======== EXERCISE INPUT

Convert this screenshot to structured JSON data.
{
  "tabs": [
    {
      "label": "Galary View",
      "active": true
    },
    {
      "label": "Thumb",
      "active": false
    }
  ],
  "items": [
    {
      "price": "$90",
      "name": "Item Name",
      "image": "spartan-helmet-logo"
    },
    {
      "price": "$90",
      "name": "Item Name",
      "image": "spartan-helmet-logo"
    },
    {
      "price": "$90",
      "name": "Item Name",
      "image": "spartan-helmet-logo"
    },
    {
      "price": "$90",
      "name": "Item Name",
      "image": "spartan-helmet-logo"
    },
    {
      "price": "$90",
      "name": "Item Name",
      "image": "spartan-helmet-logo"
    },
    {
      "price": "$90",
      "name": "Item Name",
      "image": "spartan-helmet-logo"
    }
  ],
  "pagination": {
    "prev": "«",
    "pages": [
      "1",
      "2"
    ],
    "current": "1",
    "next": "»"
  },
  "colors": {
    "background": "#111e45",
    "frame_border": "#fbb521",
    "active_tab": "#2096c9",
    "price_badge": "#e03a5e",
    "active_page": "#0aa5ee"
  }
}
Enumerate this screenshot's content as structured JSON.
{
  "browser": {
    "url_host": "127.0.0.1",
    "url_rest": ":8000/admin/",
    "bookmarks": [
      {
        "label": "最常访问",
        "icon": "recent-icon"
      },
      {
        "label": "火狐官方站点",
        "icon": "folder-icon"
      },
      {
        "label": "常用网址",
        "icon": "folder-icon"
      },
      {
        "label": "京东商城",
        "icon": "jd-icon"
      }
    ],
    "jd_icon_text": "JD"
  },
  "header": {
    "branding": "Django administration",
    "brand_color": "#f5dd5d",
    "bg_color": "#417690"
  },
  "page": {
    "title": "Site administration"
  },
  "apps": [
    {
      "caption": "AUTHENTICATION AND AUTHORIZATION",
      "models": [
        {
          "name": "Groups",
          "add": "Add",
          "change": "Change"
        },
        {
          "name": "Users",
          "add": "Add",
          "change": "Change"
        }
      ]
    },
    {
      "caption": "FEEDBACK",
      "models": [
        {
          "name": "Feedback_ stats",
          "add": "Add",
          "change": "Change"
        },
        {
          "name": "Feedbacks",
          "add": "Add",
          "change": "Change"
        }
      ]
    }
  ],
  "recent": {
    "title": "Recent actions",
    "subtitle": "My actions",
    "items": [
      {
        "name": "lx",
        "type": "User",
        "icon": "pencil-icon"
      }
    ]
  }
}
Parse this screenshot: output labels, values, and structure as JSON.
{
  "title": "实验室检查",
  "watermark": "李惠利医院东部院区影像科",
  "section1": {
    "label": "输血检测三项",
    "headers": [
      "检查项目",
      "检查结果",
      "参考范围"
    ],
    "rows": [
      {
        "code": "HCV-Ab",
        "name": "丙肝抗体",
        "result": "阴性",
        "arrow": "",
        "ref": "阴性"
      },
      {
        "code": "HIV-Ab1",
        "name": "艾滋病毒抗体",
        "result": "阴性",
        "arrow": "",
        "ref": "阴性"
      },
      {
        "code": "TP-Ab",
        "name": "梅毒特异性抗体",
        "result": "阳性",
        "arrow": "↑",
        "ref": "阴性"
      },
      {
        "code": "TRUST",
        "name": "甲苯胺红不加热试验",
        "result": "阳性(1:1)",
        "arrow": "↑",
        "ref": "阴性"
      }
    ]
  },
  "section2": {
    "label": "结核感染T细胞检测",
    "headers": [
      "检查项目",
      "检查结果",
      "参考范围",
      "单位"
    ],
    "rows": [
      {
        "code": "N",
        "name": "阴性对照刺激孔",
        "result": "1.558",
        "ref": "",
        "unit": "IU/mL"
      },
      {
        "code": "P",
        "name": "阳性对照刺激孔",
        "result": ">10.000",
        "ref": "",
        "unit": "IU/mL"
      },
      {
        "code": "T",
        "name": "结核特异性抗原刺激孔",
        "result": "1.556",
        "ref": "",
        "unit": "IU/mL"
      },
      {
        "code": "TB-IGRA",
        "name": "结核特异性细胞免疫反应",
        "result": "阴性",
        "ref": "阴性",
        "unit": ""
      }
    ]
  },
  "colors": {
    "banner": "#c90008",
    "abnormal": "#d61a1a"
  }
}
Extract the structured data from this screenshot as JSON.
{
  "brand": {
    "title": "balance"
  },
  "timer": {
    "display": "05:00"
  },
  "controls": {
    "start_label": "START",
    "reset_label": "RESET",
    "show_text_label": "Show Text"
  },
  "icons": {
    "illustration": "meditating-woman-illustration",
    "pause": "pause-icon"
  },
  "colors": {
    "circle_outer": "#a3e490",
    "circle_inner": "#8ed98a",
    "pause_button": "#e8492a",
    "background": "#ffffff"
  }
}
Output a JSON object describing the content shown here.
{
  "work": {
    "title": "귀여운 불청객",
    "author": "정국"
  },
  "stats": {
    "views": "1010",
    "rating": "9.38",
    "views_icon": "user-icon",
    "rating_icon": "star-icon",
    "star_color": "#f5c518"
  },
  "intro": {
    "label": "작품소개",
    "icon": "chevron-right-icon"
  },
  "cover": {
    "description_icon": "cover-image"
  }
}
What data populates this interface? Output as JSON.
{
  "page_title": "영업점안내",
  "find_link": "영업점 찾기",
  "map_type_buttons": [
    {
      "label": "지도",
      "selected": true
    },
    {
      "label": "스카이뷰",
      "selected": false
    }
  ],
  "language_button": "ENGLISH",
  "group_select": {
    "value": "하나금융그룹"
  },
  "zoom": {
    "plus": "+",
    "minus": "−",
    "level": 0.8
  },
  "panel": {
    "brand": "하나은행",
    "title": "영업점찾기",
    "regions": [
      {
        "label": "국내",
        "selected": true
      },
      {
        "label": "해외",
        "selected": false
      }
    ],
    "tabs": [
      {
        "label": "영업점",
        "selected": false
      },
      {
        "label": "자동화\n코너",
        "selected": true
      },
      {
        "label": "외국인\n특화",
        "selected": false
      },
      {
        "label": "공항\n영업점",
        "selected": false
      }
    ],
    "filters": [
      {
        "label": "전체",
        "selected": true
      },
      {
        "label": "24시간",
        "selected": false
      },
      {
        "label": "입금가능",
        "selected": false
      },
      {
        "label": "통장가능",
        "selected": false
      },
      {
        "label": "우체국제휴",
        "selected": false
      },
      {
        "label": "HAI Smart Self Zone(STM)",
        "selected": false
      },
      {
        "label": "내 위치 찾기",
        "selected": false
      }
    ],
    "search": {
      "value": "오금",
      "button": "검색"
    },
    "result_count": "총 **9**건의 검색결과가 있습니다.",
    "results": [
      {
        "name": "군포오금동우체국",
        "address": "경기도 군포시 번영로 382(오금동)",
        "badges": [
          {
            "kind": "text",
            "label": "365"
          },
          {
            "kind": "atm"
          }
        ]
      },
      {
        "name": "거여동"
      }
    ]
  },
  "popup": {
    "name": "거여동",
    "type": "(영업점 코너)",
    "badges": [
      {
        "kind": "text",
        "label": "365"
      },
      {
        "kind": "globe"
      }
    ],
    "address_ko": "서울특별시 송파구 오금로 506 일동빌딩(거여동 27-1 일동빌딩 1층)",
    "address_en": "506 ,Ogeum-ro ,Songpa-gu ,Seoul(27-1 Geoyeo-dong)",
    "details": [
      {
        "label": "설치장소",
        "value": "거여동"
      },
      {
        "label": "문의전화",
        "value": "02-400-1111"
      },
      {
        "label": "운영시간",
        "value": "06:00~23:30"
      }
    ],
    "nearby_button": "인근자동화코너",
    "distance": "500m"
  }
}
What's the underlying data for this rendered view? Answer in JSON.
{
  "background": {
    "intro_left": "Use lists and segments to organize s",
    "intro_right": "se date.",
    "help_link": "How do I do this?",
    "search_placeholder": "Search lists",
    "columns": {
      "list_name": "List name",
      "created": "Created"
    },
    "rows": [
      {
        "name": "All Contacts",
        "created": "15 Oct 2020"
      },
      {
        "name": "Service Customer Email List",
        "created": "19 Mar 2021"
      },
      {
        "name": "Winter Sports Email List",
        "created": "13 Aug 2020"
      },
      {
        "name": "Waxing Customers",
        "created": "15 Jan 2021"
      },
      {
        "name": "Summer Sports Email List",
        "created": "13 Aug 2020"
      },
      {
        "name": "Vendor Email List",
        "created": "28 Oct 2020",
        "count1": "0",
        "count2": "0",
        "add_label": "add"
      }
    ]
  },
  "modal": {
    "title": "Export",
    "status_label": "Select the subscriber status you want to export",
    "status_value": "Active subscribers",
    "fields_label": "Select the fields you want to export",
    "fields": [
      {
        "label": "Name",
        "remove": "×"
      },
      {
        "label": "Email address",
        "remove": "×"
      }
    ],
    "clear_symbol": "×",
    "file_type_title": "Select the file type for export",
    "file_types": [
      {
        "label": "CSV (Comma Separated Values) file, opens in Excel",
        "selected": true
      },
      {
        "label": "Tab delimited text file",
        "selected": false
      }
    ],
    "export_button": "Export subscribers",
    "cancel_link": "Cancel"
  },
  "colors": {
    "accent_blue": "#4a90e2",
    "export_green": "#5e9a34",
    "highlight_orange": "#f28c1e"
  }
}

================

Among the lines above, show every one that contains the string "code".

**RESPONSE AREA:**
        "code": "HCV-Ab",
        "code": "HIV-Ab1",
        "code": "TP-Ab",
        "code": "TRUST",
        "code": "N",
        "code": "P",
        "code": "T",
        "code": "TB-IGRA",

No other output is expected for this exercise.